At 11:45am on Sunday, September 8, America’s go-to guy for foraging, “Wildman” Steve Brill will lead one of his world-famous foraging tours of the Appalachian Trail in Cornwall Bridge, Connecticut.
The group will explore America’s most famous hiking trail, which runs for hundreds of miles from Maine to Georgia. Don’t think the whole stretch will be covered in one day, but this portion, The Mohawk Trail section, is loaded with a great variety of vegetation of late summer, and many of the plants are edible and medicinal.
Many wild herbs and greens do great in late summer. Brill and his group be looking for spicy poor man’s pepper, spinach-flavored lamb’s-quarters, succulent purslane, string bean-flavored Asiatic dayflower, lemony wood sorrel, and mild-flavored lady’s thumb, all of which grow in disturbed sites and along the edges of trails. Together, these greens will make the best salad you’ve ever tasted.
Most roots are out of season until autumn, but burdock is an exception. It is good to eat spring, summer, and fall. The large, deep taproot tastes like a combination of potatoes and artichokes.
Sweet cicely, with a root that tastes like black licorice, is in season spring, summer, and fall, and lots of it grows here too.

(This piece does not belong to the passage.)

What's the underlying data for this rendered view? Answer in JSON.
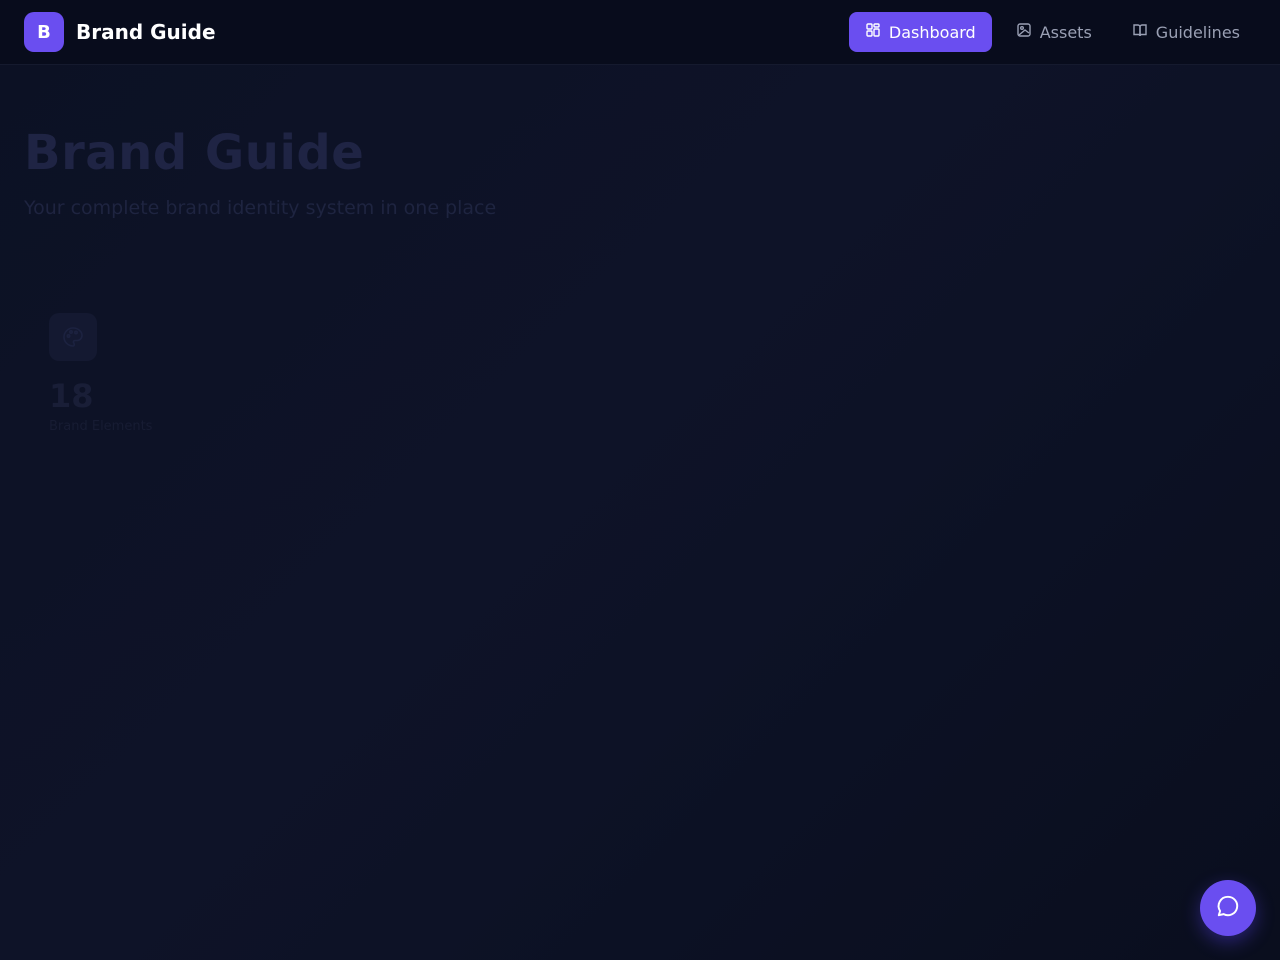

If there’s been rain beforehand, the group could find gigantic gourmet chicken mushrooms decomposing trees stumps, or logs, or meadow mushrooms coming up in lawns or in fields. A variety of other fungi, from chanterelles to boletes and black-staining polypores, may also surprise.
The three hour walking tour begins at 11:45am on Sunday, September 8, at the parking lot at the intersection of Cornwall Bridge Road and River Road in Cornwall Bridge. The suggested donation is $20 for adults and $10 for children under 12. Please call (914)835-2153 at least 24 hours in advance to reserve a place.
For “Wildman’s” 2013 tour calendar and additional info, visit wildmanstevebrill.com.
Contact:”Wildman” Steve Brill at (914) 835-2153 or at firstname.lastname@example.org.